Prevent outdoor furniture cushions and pillows from going airborne on a windy day or ending up as part of a muddy pillow fort by adding ties. Making the ties is simple and inexpensive and using the ties saves you from dirty or lost cushions.
Blowing in the wind
If you have an outdoor living space, whether it’s a patio, deck or balcony, and you’ve purchased furniture with cushions and pillows, you’ve likely made a considerable investment. Consequently, you want that furniture to last a long time. Some outdoor cushions and pillows come with ties to secure them to the furniture, but what do you do if your cushions and pillows didn’t come with ties? You could take a chance that the wind will never gust, children will never pull off the cushions to make a fort and if a cushion or pillow does fly off, it will land on a perfectly clean patch of grass. Right. So here’s an easy, inexpensive way to add ties to keep those cushions and pillows in place.
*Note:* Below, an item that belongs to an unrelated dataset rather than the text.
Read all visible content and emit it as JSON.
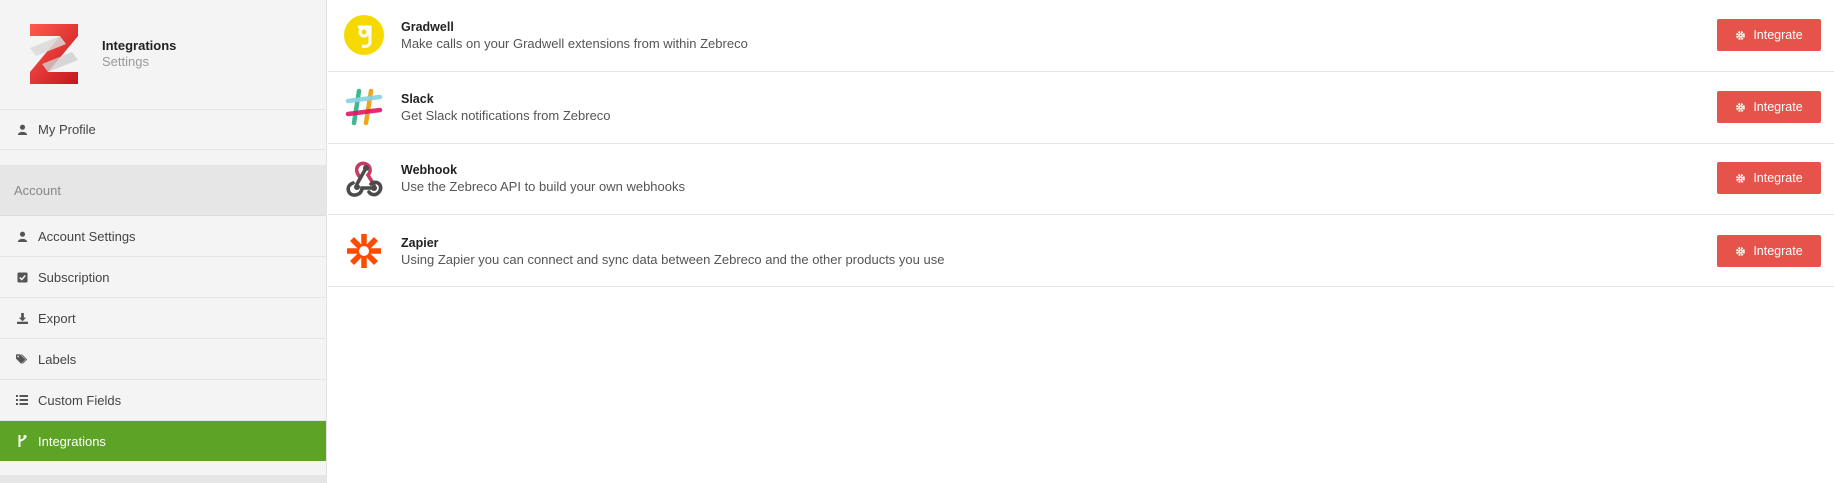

Cushion ties: Tools and materials
The only tools you need are something to mark the hole locations on the fabric (a pencil works fine), a needle with a large eye and something with which to punch holes (a paper punch or leather punch, depending on the thickness of the fabric). It also helps to have Fray Check, a clear liquid that keeps fabric from, you guessed it, fraying.
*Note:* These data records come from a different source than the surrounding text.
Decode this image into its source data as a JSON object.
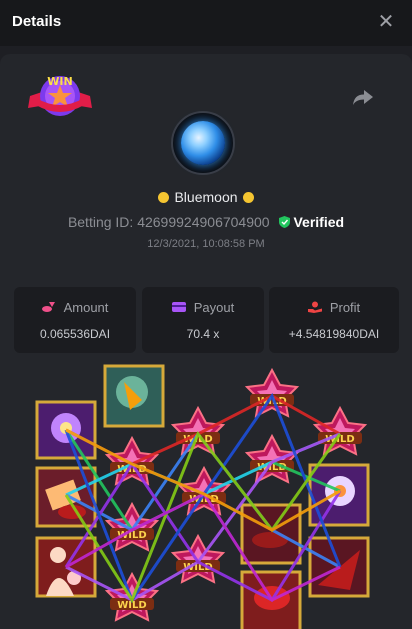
{
  "header": {
    "title": "Details"
  },
  "icons": {
    "close": "close-icon",
    "share": "share-arrow-icon",
    "win": "win-badge-icon",
    "amount": "coins-icon",
    "payout": "wallet-icon",
    "profit": "profit-hand-icon",
    "verified": "shield-check-icon"
  },
  "user": {
    "name": "Bluemoon"
  },
  "bet": {
    "betting_id_label": "Betting ID:",
    "betting_id": "42699924906704900",
    "verified": "Verified",
    "datetime": "12/3/2021, 10:08:58 PM"
  },
  "stats": {
    "amount": {
      "label": "Amount",
      "value": "0.065536DAI"
    },
    "payout": {
      "label": "Payout",
      "value": "70.4 x"
    },
    "profit": {
      "label": "Profit",
      "value": "+4.54819840DAI"
    }
  },
  "colors": {
    "accent_green": "#22c55e",
    "amount_pink": "#f0508a",
    "payout_purple": "#a855f7",
    "profit_red": "#ef4444",
    "symbol_gold": "#d6a93a"
  }
}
For materials, we used 1/4-inch-wide bias tape purchased at a fabric store. You can use whatever cord, ribbon or fabric you think will look good and be strong enough to hold your cushions in place.
Mark hole locations
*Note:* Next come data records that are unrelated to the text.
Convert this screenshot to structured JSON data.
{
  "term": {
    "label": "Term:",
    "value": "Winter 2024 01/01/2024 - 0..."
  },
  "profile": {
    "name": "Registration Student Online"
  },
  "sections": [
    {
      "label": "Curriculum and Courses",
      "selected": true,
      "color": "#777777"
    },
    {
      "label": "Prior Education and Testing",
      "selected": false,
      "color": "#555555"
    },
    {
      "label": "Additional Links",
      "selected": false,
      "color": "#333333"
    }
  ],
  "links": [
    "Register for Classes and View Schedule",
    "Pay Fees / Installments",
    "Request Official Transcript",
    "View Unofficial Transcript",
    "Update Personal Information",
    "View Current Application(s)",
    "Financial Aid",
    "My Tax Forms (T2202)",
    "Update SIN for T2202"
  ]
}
Put the cushions in place on the furniture and see where you can tie the cushions to the furniture frame. Mark the spots where you’d like to attach the ties. We chose to put two ties on the back of each seat cushion. Adjust this based on the size and shape of your cushions and your furniture’s frame.
We tried using a paper punch to make the holes in our cushion fabric, but the fabric was too thick. We moved on to a leather punch and that worked much better. You want to make a fairly tidy hole, but if you’re not fussy, you could use an awl or other pointy tool to make the holes.
Make the holes
Line up the punch with the marks on the cushions and create the holes for the ties.
Fray Check: A little insurance
To make sure the fabric around the holes doesn’t fray, apply Fray Check to the edges. Let it dry for around 20 minutes before you insert the ties.
One-button pillow ties
To secure your outdoor pillows, one button in the middle is all you need! We bought slot-hole buttons so we could thread through 1/4-inch bias tape. Use whatever type of button and tie that looks good and works with your pillow cover fabric.
Poke and thread
We used the same large-eye plastic needle we used for the cushion ties to poke through the middle of our pillows (without removing the insides!). If you don’t want to or can’t poke through the pillow cover and the pillow insides, remove the cover and make a hole in the center of the front and back. Then poke a hole through the middle of the pillow itself. The goal is to make a hole in the middle that you can pull the tie through and then thread on the button.
Pull and tie
Using the needle, pull the end of the tie back through the hole to the back side of the pillow and tie the ends in a knot.
Tie them on!
When all of your cushions and pillows have ties, take them outside, put them in place and tie them on.